WHAT THIS TASK INVOLVES →
Below are the records; print them again exactly and omit the pictures.

(Stored records)
_ _ _ _ _ _ _

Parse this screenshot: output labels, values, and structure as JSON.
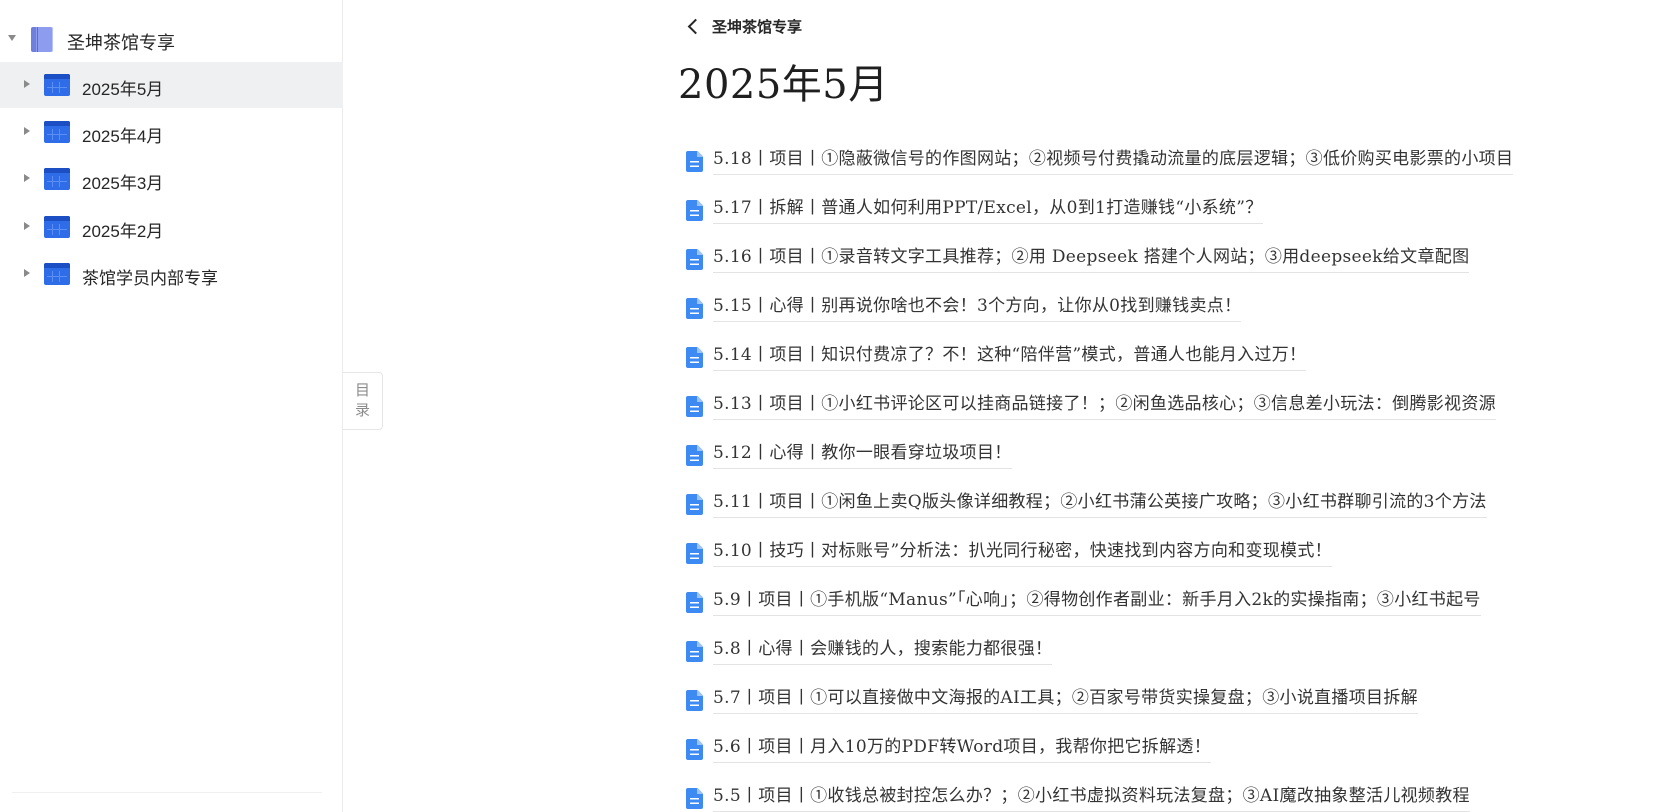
{
  "sidebar": {
    "root": {
      "label": "圣坤茶馆专享",
      "icon": "book-icon"
    },
    "items": [
      {
        "label": "2025年5月",
        "icon": "calendar-icon",
        "active": true
      },
      {
        "label": "2025年4月",
        "icon": "calendar-icon",
        "active": false
      },
      {
        "label": "2025年3月",
        "icon": "calendar-icon",
        "active": false
      },
      {
        "label": "2025年2月",
        "icon": "calendar-icon",
        "active": false
      },
      {
        "label": "茶馆学员内部专享",
        "icon": "calendar-icon",
        "active": false
      }
    ]
  },
  "toc": {
    "line1": "目",
    "line2": "录"
  },
  "header": {
    "back_label": "圣坤茶馆专享",
    "back_icon": "chevron-left-icon"
  },
  "page": {
    "title": "2025年5月"
  },
  "docs": [
    "5.18丨项目丨①隐蔽微信号的作图网站；②视频号付费撬动流量的底层逻辑；③低价购买电影票的小项目",
    "5.17丨拆解丨普通人如何利用PPT/Excel，从0到1打造赚钱“小系统”？",
    "5.16丨项目丨①录音转文字工具推荐；②用 Deepseek 搭建个人网站；③用deepseek给文章配图",
    "5.15丨心得丨别再说你啥也不会！3个方向，让你从0找到赚钱卖点！",
    "5.14丨项目丨知识付费凉了？不！这种“陪伴营”模式，普通人也能月入过万！",
    "5.13丨项目丨①小红书评论区可以挂商品链接了！；②闲鱼选品核心；③信息差小玩法：倒腾影视资源",
    "5.12丨心得丨教你一眼看穿垃圾项目！",
    "5.11丨项目丨①闲鱼上卖Q版头像详细教程；②小红书蒲公英接广攻略；③小红书群聊引流的3个方法",
    "5.10丨技巧丨对标账号”分析法：扒光同行秘密，快速找到内容方向和变现模式！",
    "5.9丨项目丨①手机版“Manus”「心响」；②得物创作者副业：新手月入2k的实操指南；③小红书起号",
    "5.8丨心得丨会赚钱的人，搜索能力都很强！",
    "5.7丨项目丨①可以直接做中文海报的AI工具；②百家号带货实操复盘；③小说直播项目拆解",
    "5.6丨项目丨月入10万的PDF转Word项目，我帮你把它拆解透！",
    "5.5丨项目丨①收钱总被封控怎么办？；②小红书虚拟资料玩法复盘；③AI魔改抽象整活儿视频教程"
  ]
}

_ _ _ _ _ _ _

OUTPUT OF THE EXERCISE →
Parse this screenshot: output labels, values, and structure as JSON.
{
  "sidebar": {
    "root": {
      "label": "圣坤茶馆专享",
      "icon": "book-icon"
    },
    "items": [
      {
        "label": "2025年5月",
        "icon": "calendar-icon",
        "active": true
      },
      {
        "label": "2025年4月",
        "icon": "calendar-icon",
        "active": false
      },
      {
        "label": "2025年3月",
        "icon": "calendar-icon",
        "active": false
      },
      {
        "label": "2025年2月",
        "icon": "calendar-icon",
        "active": false
      },
      {
        "label": "茶馆学员内部专享",
        "icon": "calendar-icon",
        "active": false
      }
    ]
  },
  "toc": {
    "line1": "目",
    "line2": "录"
  },
  "header": {
    "back_label": "圣坤茶馆专享",
    "back_icon": "chevron-left-icon"
  },
  "page": {
    "title": "2025年5月"
  },
  "docs": [
    "5.18丨项目丨①隐蔽微信号的作图网站；②视频号付费撬动流量的底层逻辑；③低价购买电影票的小项目",
    "5.17丨拆解丨普通人如何利用PPT/Excel，从0到1打造赚钱“小系统”？",
    "5.16丨项目丨①录音转文字工具推荐；②用 Deepseek 搭建个人网站；③用deepseek给文章配图",
    "5.15丨心得丨别再说你啥也不会！3个方向，让你从0找到赚钱卖点！",
    "5.14丨项目丨知识付费凉了？不！这种“陪伴营”模式，普通人也能月入过万！",
    "5.13丨项目丨①小红书评论区可以挂商品链接了！；②闲鱼选品核心；③信息差小玩法：倒腾影视资源",
    "5.12丨心得丨教你一眼看穿垃圾项目！",
    "5.11丨项目丨①闲鱼上卖Q版头像详细教程；②小红书蒲公英接广攻略；③小红书群聊引流的3个方法",
    "5.10丨技巧丨对标账号”分析法：扒光同行秘密，快速找到内容方向和变现模式！",
    "5.9丨项目丨①手机版“Manus”「心响」；②得物创作者副业：新手月入2k的实操指南；③小红书起号",
    "5.8丨心得丨会赚钱的人，搜索能力都很强！",
    "5.7丨项目丨①可以直接做中文海报的AI工具；②百家号带货实操复盘；③小说直播项目拆解",
    "5.6丨项目丨月入10万的PDF转Word项目，我帮你把它拆解透！",
    "5.5丨项目丨①收钱总被封控怎么办？；②小红书虚拟资料玩法复盘；③AI魔改抽象整活儿视频教程"
  ]
}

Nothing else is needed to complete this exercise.